Date of Graduation

Summer 8-4-2020

Document Access

Project/Capstone - Global access

Degree Name

Master of Science in Nursing (MSN)


School of Nursing and Health Professions


Problem: Noise may have undesirable effects on patients, most notably interfering with their sleep at night. Implementing a quiet-time schedule and other evidence-based practices can increase patients’ satisfaction.

Context: This quality improvement teaching plan was initiated in a 25-bed unit in a large rural community hospital to increase patients’ HCAHPS satisfaction scores for quietness at night. The project involved educating staff members in a medical-surgical unit where patients require constant monitoring. The unit leadership has been concerned about patient-satisfaction scores falling below the 24th percentile.

Interventions: To meet its goals by the end of the performance year 2020, the unit developed a nursing- and patient-centered approach, including a quiet-at-night team to test a new quietness toolkit consisting of a presentation on the unit’s current HCHAPS scores, a microsystem gap analysis using audits, assessment of staff members’ baseline knowledge, one-on-one staff education by designated team members, and bedside huddles to remind nurses and evaluate patient satisfaction.

Measures: The process measures that were included pre-COVID included a pre and post-test to provide immediate feedback on the effectiveness of the training. Comparison of the benchmarks and baseline data with run and control charts and monitoring of the quiet at night HCAHPS score will be conducted post-COVID on a quarterly basis.

Results: The coronavirus pandemic delayed the implementation of several components of this implementation and teaching plan. Initial results from a small pilot of 5 nightshift nurses indicated that education interventions including a toolkit may be effective in decreasing noise at night especially between the hours of 12:00 am and 4:00 am.

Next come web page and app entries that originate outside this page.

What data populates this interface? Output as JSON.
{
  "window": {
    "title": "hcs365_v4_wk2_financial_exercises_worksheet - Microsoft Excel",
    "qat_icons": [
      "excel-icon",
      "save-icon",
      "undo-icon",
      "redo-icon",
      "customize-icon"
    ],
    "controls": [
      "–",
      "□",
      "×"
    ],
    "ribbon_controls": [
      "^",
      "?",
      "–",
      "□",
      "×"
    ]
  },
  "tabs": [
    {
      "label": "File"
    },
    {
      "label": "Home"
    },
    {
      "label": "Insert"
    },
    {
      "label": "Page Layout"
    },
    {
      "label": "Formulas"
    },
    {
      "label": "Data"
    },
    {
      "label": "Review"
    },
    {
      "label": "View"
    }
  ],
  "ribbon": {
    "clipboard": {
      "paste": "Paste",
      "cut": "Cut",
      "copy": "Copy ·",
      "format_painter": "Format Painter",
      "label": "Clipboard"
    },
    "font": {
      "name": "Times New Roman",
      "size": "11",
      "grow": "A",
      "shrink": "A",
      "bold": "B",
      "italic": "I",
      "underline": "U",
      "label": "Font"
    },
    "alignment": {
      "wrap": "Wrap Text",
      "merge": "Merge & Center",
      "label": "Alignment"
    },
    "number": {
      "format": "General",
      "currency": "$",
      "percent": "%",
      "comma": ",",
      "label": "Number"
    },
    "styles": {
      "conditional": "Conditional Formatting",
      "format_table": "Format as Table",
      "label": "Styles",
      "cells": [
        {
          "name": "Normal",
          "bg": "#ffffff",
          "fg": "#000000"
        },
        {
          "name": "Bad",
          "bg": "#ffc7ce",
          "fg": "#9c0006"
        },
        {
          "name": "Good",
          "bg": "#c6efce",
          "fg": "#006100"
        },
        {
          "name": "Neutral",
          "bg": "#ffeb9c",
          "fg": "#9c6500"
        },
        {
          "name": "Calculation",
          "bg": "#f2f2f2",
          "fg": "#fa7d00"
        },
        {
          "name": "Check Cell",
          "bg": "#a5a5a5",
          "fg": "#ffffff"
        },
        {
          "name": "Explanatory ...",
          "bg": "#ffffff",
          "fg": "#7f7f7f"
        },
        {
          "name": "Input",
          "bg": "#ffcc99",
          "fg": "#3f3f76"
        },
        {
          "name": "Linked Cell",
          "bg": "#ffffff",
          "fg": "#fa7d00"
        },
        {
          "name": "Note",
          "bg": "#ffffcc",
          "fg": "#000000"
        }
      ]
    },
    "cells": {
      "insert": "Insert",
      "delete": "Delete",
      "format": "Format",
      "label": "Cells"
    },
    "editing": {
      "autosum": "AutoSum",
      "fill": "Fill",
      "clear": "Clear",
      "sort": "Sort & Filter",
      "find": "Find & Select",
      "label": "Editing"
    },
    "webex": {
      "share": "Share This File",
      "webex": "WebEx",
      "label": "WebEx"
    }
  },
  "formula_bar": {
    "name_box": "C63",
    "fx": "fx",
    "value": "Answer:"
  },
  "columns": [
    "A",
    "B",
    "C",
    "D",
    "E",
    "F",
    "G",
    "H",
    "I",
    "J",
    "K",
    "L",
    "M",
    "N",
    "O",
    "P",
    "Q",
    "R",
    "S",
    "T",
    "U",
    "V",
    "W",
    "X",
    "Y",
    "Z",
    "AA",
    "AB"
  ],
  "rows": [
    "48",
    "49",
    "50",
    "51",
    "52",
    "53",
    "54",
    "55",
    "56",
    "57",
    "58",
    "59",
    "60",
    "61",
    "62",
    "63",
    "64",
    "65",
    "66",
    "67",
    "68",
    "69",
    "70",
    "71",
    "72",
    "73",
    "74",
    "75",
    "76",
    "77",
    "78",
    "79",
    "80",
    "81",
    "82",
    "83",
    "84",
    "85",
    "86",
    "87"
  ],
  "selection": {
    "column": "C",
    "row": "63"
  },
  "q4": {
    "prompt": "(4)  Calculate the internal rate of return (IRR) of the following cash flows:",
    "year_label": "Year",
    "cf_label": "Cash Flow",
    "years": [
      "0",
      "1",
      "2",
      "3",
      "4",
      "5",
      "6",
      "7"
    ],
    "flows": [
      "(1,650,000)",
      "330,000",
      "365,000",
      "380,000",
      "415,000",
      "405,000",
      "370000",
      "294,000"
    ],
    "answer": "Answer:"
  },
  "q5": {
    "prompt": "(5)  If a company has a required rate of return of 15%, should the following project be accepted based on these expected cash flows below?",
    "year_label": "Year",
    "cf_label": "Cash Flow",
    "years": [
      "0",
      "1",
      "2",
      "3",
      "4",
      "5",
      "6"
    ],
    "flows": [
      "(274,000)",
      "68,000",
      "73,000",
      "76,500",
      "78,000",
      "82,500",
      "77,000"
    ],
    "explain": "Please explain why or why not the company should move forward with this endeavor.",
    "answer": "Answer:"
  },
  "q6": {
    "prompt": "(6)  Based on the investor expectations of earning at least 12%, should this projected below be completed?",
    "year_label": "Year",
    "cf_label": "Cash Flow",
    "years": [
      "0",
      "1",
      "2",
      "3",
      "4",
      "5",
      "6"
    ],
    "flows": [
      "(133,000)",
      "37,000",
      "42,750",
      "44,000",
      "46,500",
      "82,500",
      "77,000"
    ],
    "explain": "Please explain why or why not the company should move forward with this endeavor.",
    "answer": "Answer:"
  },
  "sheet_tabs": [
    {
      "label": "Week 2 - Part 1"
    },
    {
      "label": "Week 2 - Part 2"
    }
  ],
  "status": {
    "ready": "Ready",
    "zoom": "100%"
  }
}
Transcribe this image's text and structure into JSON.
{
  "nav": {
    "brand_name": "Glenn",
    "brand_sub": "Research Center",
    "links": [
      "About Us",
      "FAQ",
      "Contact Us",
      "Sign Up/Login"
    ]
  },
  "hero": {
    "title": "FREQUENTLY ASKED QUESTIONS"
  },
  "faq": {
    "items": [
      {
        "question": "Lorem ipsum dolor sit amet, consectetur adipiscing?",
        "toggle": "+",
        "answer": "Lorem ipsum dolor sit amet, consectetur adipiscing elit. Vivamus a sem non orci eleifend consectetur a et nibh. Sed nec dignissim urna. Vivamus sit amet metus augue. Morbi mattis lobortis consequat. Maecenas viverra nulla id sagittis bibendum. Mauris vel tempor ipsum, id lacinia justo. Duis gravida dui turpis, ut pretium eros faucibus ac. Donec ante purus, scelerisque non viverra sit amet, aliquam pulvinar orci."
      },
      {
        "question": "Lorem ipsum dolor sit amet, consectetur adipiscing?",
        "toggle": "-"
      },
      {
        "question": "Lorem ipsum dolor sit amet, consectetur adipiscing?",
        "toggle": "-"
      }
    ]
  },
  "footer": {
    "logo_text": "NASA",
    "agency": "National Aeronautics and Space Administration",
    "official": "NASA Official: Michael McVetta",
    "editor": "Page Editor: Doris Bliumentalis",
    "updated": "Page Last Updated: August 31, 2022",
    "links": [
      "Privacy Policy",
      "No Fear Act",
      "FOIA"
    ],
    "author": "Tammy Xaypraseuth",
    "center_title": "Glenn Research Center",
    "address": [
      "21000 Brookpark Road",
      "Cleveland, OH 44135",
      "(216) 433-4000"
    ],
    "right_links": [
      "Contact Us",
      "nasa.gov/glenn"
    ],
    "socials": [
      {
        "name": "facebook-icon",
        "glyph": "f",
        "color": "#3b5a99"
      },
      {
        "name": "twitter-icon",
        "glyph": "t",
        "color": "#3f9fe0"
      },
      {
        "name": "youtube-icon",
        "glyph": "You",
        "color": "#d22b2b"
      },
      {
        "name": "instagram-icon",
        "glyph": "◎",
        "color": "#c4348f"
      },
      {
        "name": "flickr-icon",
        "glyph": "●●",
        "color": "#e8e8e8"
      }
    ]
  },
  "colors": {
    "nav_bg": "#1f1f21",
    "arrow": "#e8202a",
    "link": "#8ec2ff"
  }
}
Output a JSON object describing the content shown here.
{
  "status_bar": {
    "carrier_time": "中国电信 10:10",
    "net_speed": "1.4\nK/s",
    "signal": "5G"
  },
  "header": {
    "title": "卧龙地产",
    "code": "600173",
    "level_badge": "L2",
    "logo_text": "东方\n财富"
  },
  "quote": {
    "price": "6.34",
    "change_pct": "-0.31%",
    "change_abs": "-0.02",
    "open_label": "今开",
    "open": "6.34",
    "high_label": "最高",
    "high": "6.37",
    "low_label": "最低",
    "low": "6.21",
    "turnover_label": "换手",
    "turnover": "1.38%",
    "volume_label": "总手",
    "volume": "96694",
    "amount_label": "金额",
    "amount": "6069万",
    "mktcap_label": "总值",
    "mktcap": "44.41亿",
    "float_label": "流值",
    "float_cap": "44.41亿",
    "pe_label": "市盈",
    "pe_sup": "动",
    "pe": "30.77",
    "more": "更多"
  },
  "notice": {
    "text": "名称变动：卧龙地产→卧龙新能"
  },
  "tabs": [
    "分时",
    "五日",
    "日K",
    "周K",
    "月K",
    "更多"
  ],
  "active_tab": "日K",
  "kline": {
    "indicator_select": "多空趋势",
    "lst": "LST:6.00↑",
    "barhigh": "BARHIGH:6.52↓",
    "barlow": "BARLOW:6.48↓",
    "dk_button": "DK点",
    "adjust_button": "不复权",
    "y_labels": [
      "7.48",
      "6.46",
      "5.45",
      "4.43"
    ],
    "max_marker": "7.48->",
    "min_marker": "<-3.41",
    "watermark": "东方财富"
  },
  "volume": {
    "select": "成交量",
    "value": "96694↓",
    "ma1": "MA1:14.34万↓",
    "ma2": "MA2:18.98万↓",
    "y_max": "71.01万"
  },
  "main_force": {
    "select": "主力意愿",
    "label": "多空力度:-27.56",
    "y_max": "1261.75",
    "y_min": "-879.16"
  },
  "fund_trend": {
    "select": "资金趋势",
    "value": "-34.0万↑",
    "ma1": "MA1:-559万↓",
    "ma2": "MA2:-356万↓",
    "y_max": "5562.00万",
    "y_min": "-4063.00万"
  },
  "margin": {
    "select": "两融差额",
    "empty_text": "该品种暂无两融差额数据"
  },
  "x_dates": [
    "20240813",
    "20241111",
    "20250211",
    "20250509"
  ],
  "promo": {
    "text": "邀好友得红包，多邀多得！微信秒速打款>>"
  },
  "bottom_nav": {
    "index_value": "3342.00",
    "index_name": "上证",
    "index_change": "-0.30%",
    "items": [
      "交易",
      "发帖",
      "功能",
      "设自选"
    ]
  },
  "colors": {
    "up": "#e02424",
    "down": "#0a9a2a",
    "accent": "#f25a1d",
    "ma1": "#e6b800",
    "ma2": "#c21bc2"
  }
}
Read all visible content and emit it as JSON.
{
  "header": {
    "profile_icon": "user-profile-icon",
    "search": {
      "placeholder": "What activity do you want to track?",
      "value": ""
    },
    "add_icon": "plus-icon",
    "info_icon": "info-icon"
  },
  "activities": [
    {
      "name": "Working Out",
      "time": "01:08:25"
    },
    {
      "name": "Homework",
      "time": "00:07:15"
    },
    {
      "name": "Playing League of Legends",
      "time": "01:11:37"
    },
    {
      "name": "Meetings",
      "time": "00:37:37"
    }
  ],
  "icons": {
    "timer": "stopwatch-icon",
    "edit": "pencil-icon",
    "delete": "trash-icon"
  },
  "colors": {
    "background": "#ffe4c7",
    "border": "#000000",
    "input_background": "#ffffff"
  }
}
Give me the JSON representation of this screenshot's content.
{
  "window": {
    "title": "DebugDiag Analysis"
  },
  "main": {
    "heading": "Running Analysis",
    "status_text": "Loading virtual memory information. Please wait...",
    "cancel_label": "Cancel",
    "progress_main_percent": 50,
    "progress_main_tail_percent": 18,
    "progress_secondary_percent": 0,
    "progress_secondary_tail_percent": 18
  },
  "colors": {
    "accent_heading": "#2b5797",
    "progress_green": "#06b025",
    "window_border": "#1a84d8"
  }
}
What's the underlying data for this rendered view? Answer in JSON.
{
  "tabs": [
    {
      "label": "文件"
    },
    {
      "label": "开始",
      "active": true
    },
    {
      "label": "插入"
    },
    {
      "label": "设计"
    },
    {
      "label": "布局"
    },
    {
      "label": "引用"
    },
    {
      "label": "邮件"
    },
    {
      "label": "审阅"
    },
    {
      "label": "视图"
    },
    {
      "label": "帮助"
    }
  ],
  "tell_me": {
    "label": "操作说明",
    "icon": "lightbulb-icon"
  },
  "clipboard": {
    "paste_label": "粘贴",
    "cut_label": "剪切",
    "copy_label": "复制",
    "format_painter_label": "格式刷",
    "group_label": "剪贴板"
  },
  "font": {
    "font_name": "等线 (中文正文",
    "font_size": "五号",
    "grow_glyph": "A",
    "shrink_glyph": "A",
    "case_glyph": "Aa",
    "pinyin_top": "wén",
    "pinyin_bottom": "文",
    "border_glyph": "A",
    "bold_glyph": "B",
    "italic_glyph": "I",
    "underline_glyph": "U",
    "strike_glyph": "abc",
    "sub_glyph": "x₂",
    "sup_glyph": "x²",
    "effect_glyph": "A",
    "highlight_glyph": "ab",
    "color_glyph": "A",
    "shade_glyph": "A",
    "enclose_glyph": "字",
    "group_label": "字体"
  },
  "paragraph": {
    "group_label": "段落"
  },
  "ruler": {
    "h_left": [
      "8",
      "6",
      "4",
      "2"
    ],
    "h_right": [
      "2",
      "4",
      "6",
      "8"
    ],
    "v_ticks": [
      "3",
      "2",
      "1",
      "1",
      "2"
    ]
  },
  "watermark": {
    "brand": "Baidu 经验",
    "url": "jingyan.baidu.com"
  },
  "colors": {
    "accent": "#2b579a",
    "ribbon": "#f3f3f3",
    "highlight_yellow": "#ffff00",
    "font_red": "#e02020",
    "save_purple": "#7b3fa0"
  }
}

Conclusions: Improving staff awareness can reduce unnecessary night-time noise in hospitals. A quietness-at-night teaching plan and toolkit for staff members has the potential to increase the relevant HCAHPS score and enhance patient sleep quality.